Primary brain tumors are tumors that form from cells within the brain. The tumors are categorized by the type of cell in which it first develops.
There are over 120 different types of brain tumors (National Brain Tumor Society). The most common primary brain tumors are called gliomas, which originate in the glial (supportive) tissue. About one third of all primary brain tumors and other nervous system tumors form from glial cells.
There are a number of different types of gliomas, including the following:
Astrocytomas develop from small, star-shaped cells called astrocytes, and may arise anywhere in the brain or spinal cord. Astrocytomas are the most common primary CNS tumor. In adults, astrocytomas most often occur in the cerebrum, which is the largest part of the brain. The cerebrum uses sensory information to tell us what’s going on around us and how our body should respond. The left hemisphere controls the muscles on the right side of the body, while the right hemisphere controls the muscles on the left. The cerebrum also controls speech, movement, and emotions, as well as reading, thinking and learning.

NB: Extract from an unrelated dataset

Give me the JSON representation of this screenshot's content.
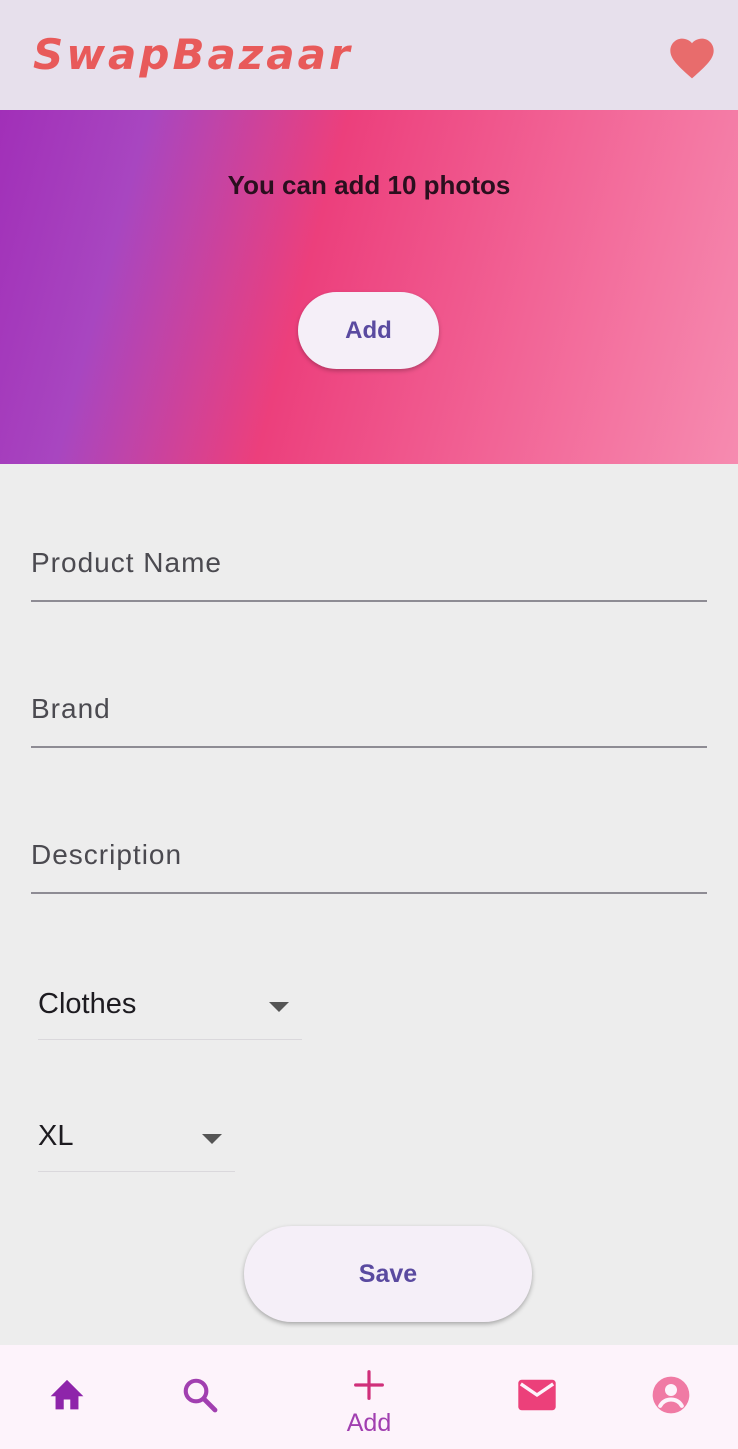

Grade I: Pilocytic astrocytoma
Grade II: Diffuse astrocytoma / Low-grade astrocytoma
Grade III: Anaplastic astrocytoma
Grade IV: Glioblastomas (also called glioblastoma multiforme, GBM, or grade IV astrocytoma). Anaplastic astrocytomas and glioblastomas are malignant astrocytomas that grow and spread aggressively, accounting for more than 50 percent of all astrocytomas. Glioblastomas occur most often in adults between the ages of 50 and 70.

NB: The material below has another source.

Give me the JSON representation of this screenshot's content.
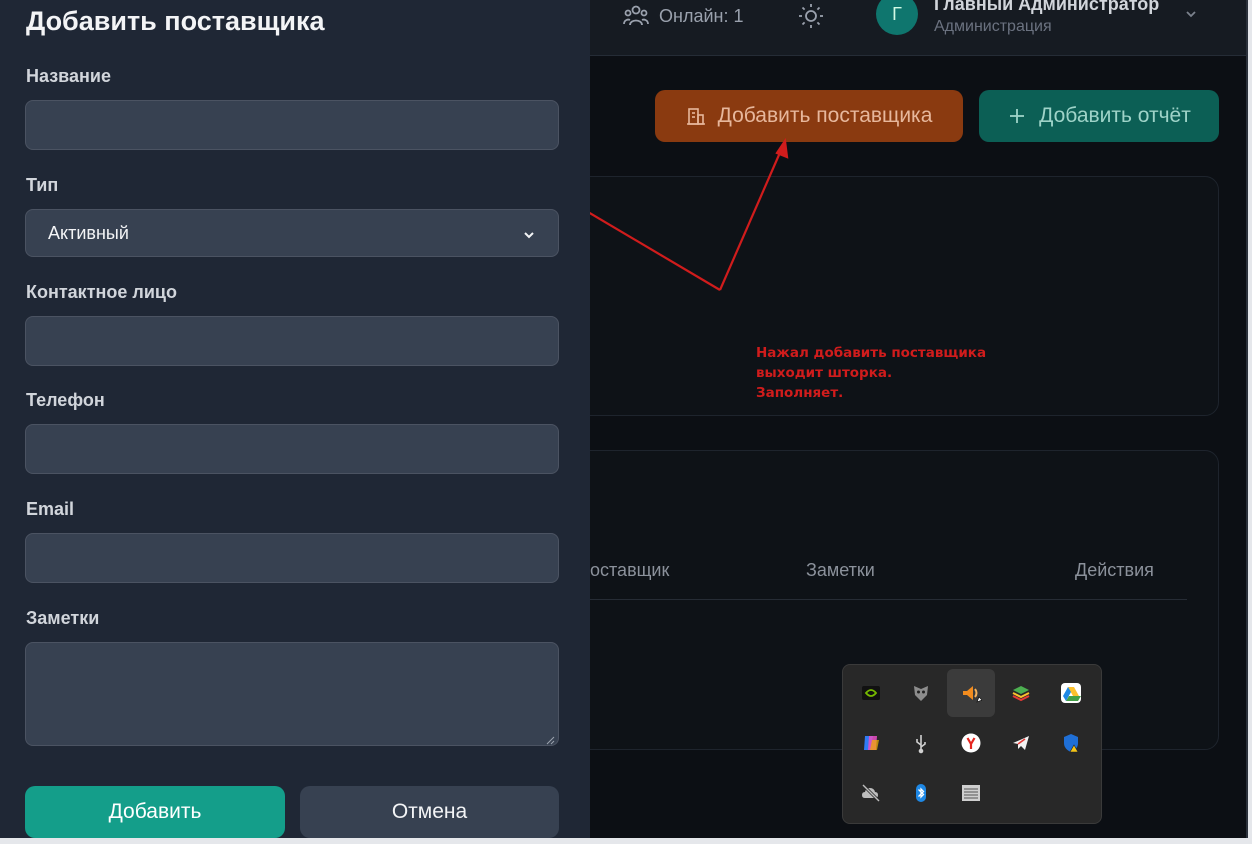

Brain stem gliomas arise in the brain stem, which controls many vital functions, such as body temperature, blood pressure, breathing, hunger, and thirst. The brain stem also serves to transmit all the signals to the body from the brain. The brain stem is in the lowest part of the brain, and connects the brain and spinal cord. Tumors in this area can be difficult to treat. Most brain stem gliomas are high-grade astrocytomas.

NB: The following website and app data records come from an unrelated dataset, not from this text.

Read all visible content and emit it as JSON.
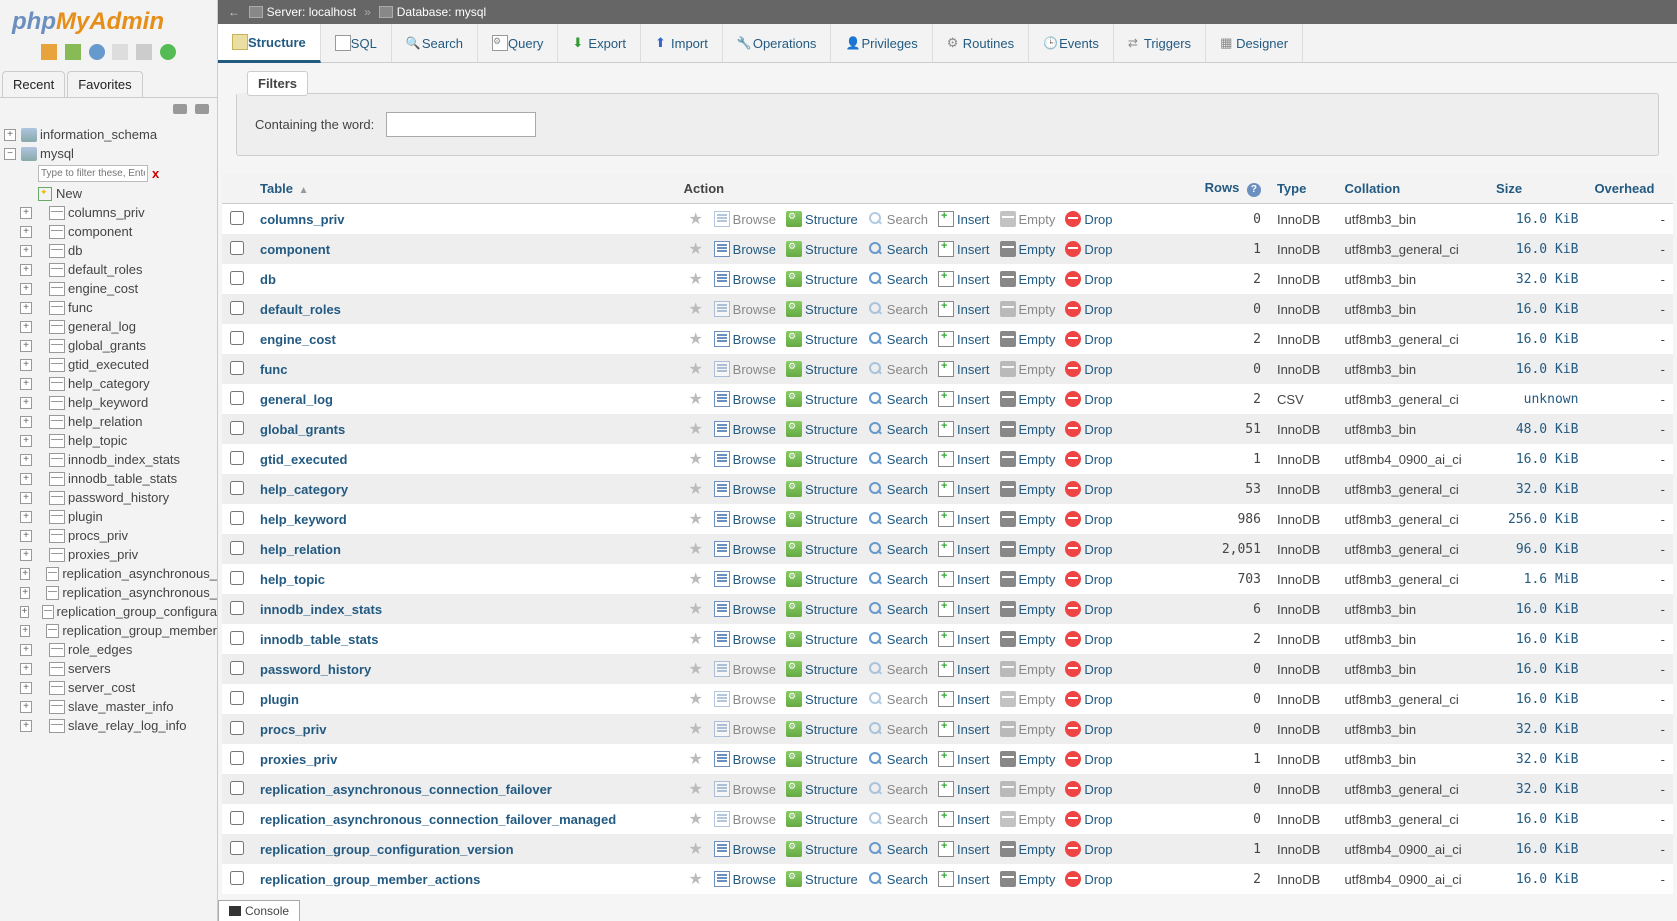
{
  "logo": {
    "p1": "php",
    "p2": "MyAdmin"
  },
  "sidebar_tabs": {
    "recent": "Recent",
    "favorites": "Favorites"
  },
  "tree": {
    "db1": "information_schema",
    "db2": "mysql",
    "filter_placeholder": "Type to filter these, Enter t",
    "new_label": "New",
    "tables": [
      "columns_priv",
      "component",
      "db",
      "default_roles",
      "engine_cost",
      "func",
      "general_log",
      "global_grants",
      "gtid_executed",
      "help_category",
      "help_keyword",
      "help_relation",
      "help_topic",
      "innodb_index_stats",
      "innodb_table_stats",
      "password_history",
      "plugin",
      "procs_priv",
      "proxies_priv",
      "replication_asynchronous_",
      "replication_asynchronous_",
      "replication_group_configura",
      "replication_group_member",
      "role_edges",
      "servers",
      "server_cost",
      "slave_master_info",
      "slave_relay_log_info"
    ]
  },
  "breadcrumb": {
    "server_label": "Server:",
    "server": "localhost",
    "db_label": "Database:",
    "db": "mysql"
  },
  "topnav": [
    {
      "label": "Structure",
      "active": true,
      "icon": "ni-struct"
    },
    {
      "label": "SQL",
      "icon": "ni-sql"
    },
    {
      "label": "Search",
      "icon": "ni-search"
    },
    {
      "label": "Query",
      "icon": "ni-query"
    },
    {
      "label": "Export",
      "icon": "ni-export"
    },
    {
      "label": "Import",
      "icon": "ni-import"
    },
    {
      "label": "Operations",
      "icon": "ni-ops"
    },
    {
      "label": "Privileges",
      "icon": "ni-priv"
    },
    {
      "label": "Routines",
      "icon": "ni-rout"
    },
    {
      "label": "Events",
      "icon": "ni-events"
    },
    {
      "label": "Triggers",
      "icon": "ni-trig"
    },
    {
      "label": "Designer",
      "icon": "ni-design"
    }
  ],
  "filters": {
    "legend": "Filters",
    "label": "Containing the word:"
  },
  "headers": {
    "table": "Table",
    "action": "Action",
    "rows": "Rows",
    "type": "Type",
    "collation": "Collation",
    "size": "Size",
    "overhead": "Overhead"
  },
  "actions": {
    "browse": "Browse",
    "structure": "Structure",
    "search": "Search",
    "insert": "Insert",
    "empty": "Empty",
    "drop": "Drop"
  },
  "rows": [
    {
      "name": "columns_priv",
      "rows": "0",
      "type": "InnoDB",
      "coll": "utf8mb3_bin",
      "size": "16.0 KiB",
      "ov": "-",
      "dis": true
    },
    {
      "name": "component",
      "rows": "1",
      "type": "InnoDB",
      "coll": "utf8mb3_general_ci",
      "size": "16.0 KiB",
      "ov": "-"
    },
    {
      "name": "db",
      "rows": "2",
      "type": "InnoDB",
      "coll": "utf8mb3_bin",
      "size": "32.0 KiB",
      "ov": "-"
    },
    {
      "name": "default_roles",
      "rows": "0",
      "type": "InnoDB",
      "coll": "utf8mb3_bin",
      "size": "16.0 KiB",
      "ov": "-",
      "dis": true
    },
    {
      "name": "engine_cost",
      "rows": "2",
      "type": "InnoDB",
      "coll": "utf8mb3_general_ci",
      "size": "16.0 KiB",
      "ov": "-"
    },
    {
      "name": "func",
      "rows": "0",
      "type": "InnoDB",
      "coll": "utf8mb3_bin",
      "size": "16.0 KiB",
      "ov": "-",
      "dis": true
    },
    {
      "name": "general_log",
      "rows": "2",
      "type": "CSV",
      "coll": "utf8mb3_general_ci",
      "size": "unknown",
      "ov": "-"
    },
    {
      "name": "global_grants",
      "rows": "51",
      "type": "InnoDB",
      "coll": "utf8mb3_bin",
      "size": "48.0 KiB",
      "ov": "-"
    },
    {
      "name": "gtid_executed",
      "rows": "1",
      "type": "InnoDB",
      "coll": "utf8mb4_0900_ai_ci",
      "size": "16.0 KiB",
      "ov": "-"
    },
    {
      "name": "help_category",
      "rows": "53",
      "type": "InnoDB",
      "coll": "utf8mb3_general_ci",
      "size": "32.0 KiB",
      "ov": "-"
    },
    {
      "name": "help_keyword",
      "rows": "986",
      "type": "InnoDB",
      "coll": "utf8mb3_general_ci",
      "size": "256.0 KiB",
      "ov": "-"
    },
    {
      "name": "help_relation",
      "rows": "2,051",
      "type": "InnoDB",
      "coll": "utf8mb3_general_ci",
      "size": "96.0 KiB",
      "ov": "-"
    },
    {
      "name": "help_topic",
      "rows": "703",
      "type": "InnoDB",
      "coll": "utf8mb3_general_ci",
      "size": "1.6 MiB",
      "ov": "-"
    },
    {
      "name": "innodb_index_stats",
      "rows": "6",
      "type": "InnoDB",
      "coll": "utf8mb3_bin",
      "size": "16.0 KiB",
      "ov": "-"
    },
    {
      "name": "innodb_table_stats",
      "rows": "2",
      "type": "InnoDB",
      "coll": "utf8mb3_bin",
      "size": "16.0 KiB",
      "ov": "-"
    },
    {
      "name": "password_history",
      "rows": "0",
      "type": "InnoDB",
      "coll": "utf8mb3_bin",
      "size": "16.0 KiB",
      "ov": "-",
      "dis": true
    },
    {
      "name": "plugin",
      "rows": "0",
      "type": "InnoDB",
      "coll": "utf8mb3_general_ci",
      "size": "16.0 KiB",
      "ov": "-",
      "dis": true
    },
    {
      "name": "procs_priv",
      "rows": "0",
      "type": "InnoDB",
      "coll": "utf8mb3_bin",
      "size": "32.0 KiB",
      "ov": "-",
      "dis": true
    },
    {
      "name": "proxies_priv",
      "rows": "1",
      "type": "InnoDB",
      "coll": "utf8mb3_bin",
      "size": "32.0 KiB",
      "ov": "-"
    },
    {
      "name": "replication_asynchronous_connection_failover",
      "rows": "0",
      "type": "InnoDB",
      "coll": "utf8mb3_general_ci",
      "size": "32.0 KiB",
      "ov": "-",
      "dis": true
    },
    {
      "name": "replication_asynchronous_connection_failover_managed",
      "rows": "0",
      "type": "InnoDB",
      "coll": "utf8mb3_general_ci",
      "size": "16.0 KiB",
      "ov": "-",
      "dis": true
    },
    {
      "name": "replication_group_configuration_version",
      "rows": "1",
      "type": "InnoDB",
      "coll": "utf8mb4_0900_ai_ci",
      "size": "16.0 KiB",
      "ov": "-"
    },
    {
      "name": "replication_group_member_actions",
      "rows": "2",
      "type": "InnoDB",
      "coll": "utf8mb4_0900_ai_ci",
      "size": "16.0 KiB",
      "ov": "-"
    }
  ],
  "console": "Console"
}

Ependymomas usually occur in the lining of the ventricles, or spaces in the brain and around the spinal cord. Although ependymomas can develop at any age, these brain cancer tumors most commonly arise in children and adolescents. Ependymomas are also a common spinal cord tumor.
Oligodendrogliomas develop in the cells that produce myelin, the fatty covering that protects nerves in the brain and spinal cord. These tumors are very rare, and usually occur in the cerebrum. They are slow growing and generally do not spread into surrounding brain tissue. These brain tumors occur most often in middle-aged adults. They generally carry a more favorable prognosis as compared to astrocytomas.
Mixed gliomas have two types of tumor cells: oligodendrocytes and astrocytes. This type of brain tumor most often forms in the cerebrum.
The side effects you may experience will depend on the area being treated, the type of radiation used and whether or not you also received chemotherapy. Before treatment, your doctor will describe what you can expect.
Some patients experience minor or no side effects and can continue their normal routines.
If at any time you develop side effects, tell your doctor or nurse. He or she can give you medicine to help.
IRB # 1505016229 A First-in-Human Study of Repeat Dosing with REGN2810, a Monoclonal, Fully Human Antibody to Programmed Death - 1 (PD-1), as Single Therapy and in Combination with Other Anti-Cancer Therapies in Patients with Advanced Malignancies NCT02383212
This study is currently recruiting participants.